*** Opening Records for this exercise ***
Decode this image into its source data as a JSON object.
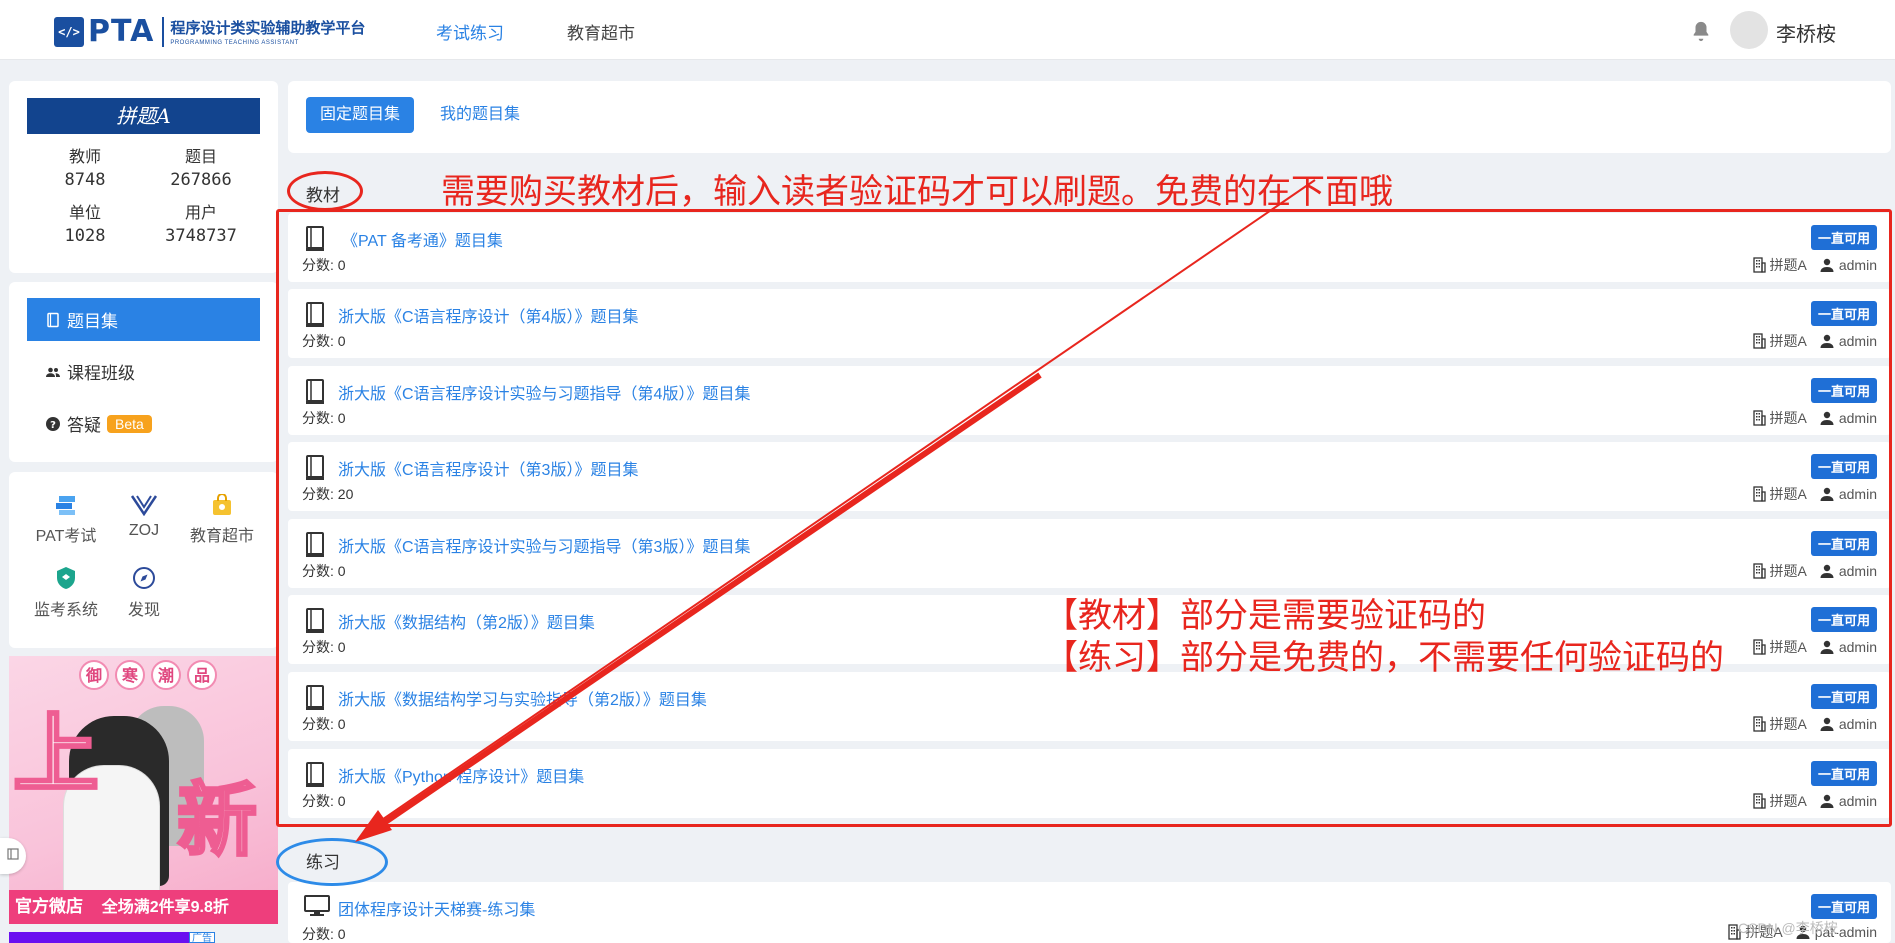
{
  "header": {
    "logo_mark": "</>",
    "logo_text": "PTA",
    "logo_cn": "程序设计类实验辅助教学平台",
    "logo_en": "PROGRAMMING TEACHING ASSISTANT",
    "nav": [
      "考试练习",
      "教育超市"
    ],
    "username": "李桥桉"
  },
  "sidebar": {
    "banner": "拼题A",
    "stats": [
      {
        "label": "教师",
        "value": "8748"
      },
      {
        "label": "题目",
        "value": "267866"
      },
      {
        "label": "单位",
        "value": "1028"
      },
      {
        "label": "用户",
        "value": "3748737"
      }
    ],
    "menu": [
      {
        "label": "题目集"
      },
      {
        "label": "课程班级"
      },
      {
        "label": "答疑",
        "badge": "Beta"
      }
    ],
    "apps": [
      {
        "label": "PAT考试"
      },
      {
        "label": "ZOJ"
      },
      {
        "label": "教育超市"
      },
      {
        "label": "监考系统"
      },
      {
        "label": "发现"
      }
    ],
    "ad": {
      "top": [
        "御",
        "寒",
        "潮",
        "品"
      ],
      "big1": "上",
      "big2": "新",
      "foot_left": "官方微店",
      "foot_right": "全场满2件享9.8折",
      "label": "广告"
    }
  },
  "tabs": [
    "固定题目集",
    "我的题目集"
  ],
  "sections": {
    "textbook": "教材",
    "practice": "练习"
  },
  "problem_sets": [
    {
      "title": "《PAT 备考通》题目集",
      "score": "分数: 0",
      "badge": "一直可用",
      "org": "拼题A",
      "owner": "admin"
    },
    {
      "title": "浙大版《C语言程序设计（第4版）》题目集",
      "score": "分数: 0",
      "badge": "一直可用",
      "org": "拼题A",
      "owner": "admin"
    },
    {
      "title": "浙大版《C语言程序设计实验与习题指导（第4版）》题目集",
      "score": "分数: 0",
      "badge": "一直可用",
      "org": "拼题A",
      "owner": "admin"
    },
    {
      "title": "浙大版《C语言程序设计（第3版）》题目集",
      "score": "分数: 20",
      "badge": "一直可用",
      "org": "拼题A",
      "owner": "admin"
    },
    {
      "title": "浙大版《C语言程序设计实验与习题指导（第3版）》题目集",
      "score": "分数: 0",
      "badge": "一直可用",
      "org": "拼题A",
      "owner": "admin"
    },
    {
      "title": "浙大版《数据结构（第2版）》题目集",
      "score": "分数: 0",
      "badge": "一直可用",
      "org": "拼题A",
      "owner": "admin"
    },
    {
      "title": "浙大版《数据结构学习与实验指导（第2版）》题目集",
      "score": "分数: 0",
      "badge": "一直可用",
      "org": "拼题A",
      "owner": "admin"
    },
    {
      "title": "浙大版《Python 程序设计》题目集",
      "score": "分数: 0",
      "badge": "一直可用",
      "org": "拼题A",
      "owner": "admin"
    }
  ],
  "practice_sets": [
    {
      "title": "团体程序设计天梯赛-练习集",
      "score": "分数: 0",
      "badge": "一直可用",
      "org": "拼题A",
      "owner": "pat-admin"
    }
  ],
  "annotations": {
    "top": "需要购买教材后，输入读者验证码才可以刷题。免费的在下面哦",
    "line1": "【教材】部分是需要验证码的",
    "line2": "【练习】部分是免费的，不需要任何验证码的",
    "watermark": "CSDN @李桥桉"
  },
  "colors": {
    "primary": "#2a82e4",
    "badge": "#1f6fd6",
    "annotation": "#e8261e",
    "banner": "#12448e"
  }
}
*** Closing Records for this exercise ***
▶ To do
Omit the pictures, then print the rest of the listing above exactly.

▶ Reply to the exercise
Decode this image into its source data as a JSON object.
{
  "header": {
    "logo_mark": "</>",
    "logo_text": "PTA",
    "logo_cn": "程序设计类实验辅助教学平台",
    "logo_en": "PROGRAMMING TEACHING ASSISTANT",
    "nav": [
      "考试练习",
      "教育超市"
    ],
    "username": "李桥桉"
  },
  "sidebar": {
    "banner": "拼题A",
    "stats": [
      {
        "label": "教师",
        "value": "8748"
      },
      {
        "label": "题目",
        "value": "267866"
      },
      {
        "label": "单位",
        "value": "1028"
      },
      {
        "label": "用户",
        "value": "3748737"
      }
    ],
    "menu": [
      {
        "label": "题目集"
      },
      {
        "label": "课程班级"
      },
      {
        "label": "答疑",
        "badge": "Beta"
      }
    ],
    "apps": [
      {
        "label": "PAT考试"
      },
      {
        "label": "ZOJ"
      },
      {
        "label": "教育超市"
      },
      {
        "label": "监考系统"
      },
      {
        "label": "发现"
      }
    ],
    "ad": {
      "top": [
        "御",
        "寒",
        "潮",
        "品"
      ],
      "big1": "上",
      "big2": "新",
      "foot_left": "官方微店",
      "foot_right": "全场满2件享9.8折",
      "label": "广告"
    }
  },
  "tabs": [
    "固定题目集",
    "我的题目集"
  ],
  "sections": {
    "textbook": "教材",
    "practice": "练习"
  },
  "problem_sets": [
    {
      "title": "《PAT 备考通》题目集",
      "score": "分数: 0",
      "badge": "一直可用",
      "org": "拼题A",
      "owner": "admin"
    },
    {
      "title": "浙大版《C语言程序设计（第4版）》题目集",
      "score": "分数: 0",
      "badge": "一直可用",
      "org": "拼题A",
      "owner": "admin"
    },
    {
      "title": "浙大版《C语言程序设计实验与习题指导（第4版）》题目集",
      "score": "分数: 0",
      "badge": "一直可用",
      "org": "拼题A",
      "owner": "admin"
    },
    {
      "title": "浙大版《C语言程序设计（第3版）》题目集",
      "score": "分数: 20",
      "badge": "一直可用",
      "org": "拼题A",
      "owner": "admin"
    },
    {
      "title": "浙大版《C语言程序设计实验与习题指导（第3版）》题目集",
      "score": "分数: 0",
      "badge": "一直可用",
      "org": "拼题A",
      "owner": "admin"
    },
    {
      "title": "浙大版《数据结构（第2版）》题目集",
      "score": "分数: 0",
      "badge": "一直可用",
      "org": "拼题A",
      "owner": "admin"
    },
    {
      "title": "浙大版《数据结构学习与实验指导（第2版）》题目集",
      "score": "分数: 0",
      "badge": "一直可用",
      "org": "拼题A",
      "owner": "admin"
    },
    {
      "title": "浙大版《Python 程序设计》题目集",
      "score": "分数: 0",
      "badge": "一直可用",
      "org": "拼题A",
      "owner": "admin"
    }
  ],
  "practice_sets": [
    {
      "title": "团体程序设计天梯赛-练习集",
      "score": "分数: 0",
      "badge": "一直可用",
      "org": "拼题A",
      "owner": "pat-admin"
    }
  ],
  "annotations": {
    "top": "需要购买教材后，输入读者验证码才可以刷题。免费的在下面哦",
    "line1": "【教材】部分是需要验证码的",
    "line2": "【练习】部分是免费的，不需要任何验证码的",
    "watermark": "CSDN @李桥桉"
  },
  "colors": {
    "primary": "#2a82e4",
    "badge": "#1f6fd6",
    "annotation": "#e8261e",
    "banner": "#12448e"
  }
}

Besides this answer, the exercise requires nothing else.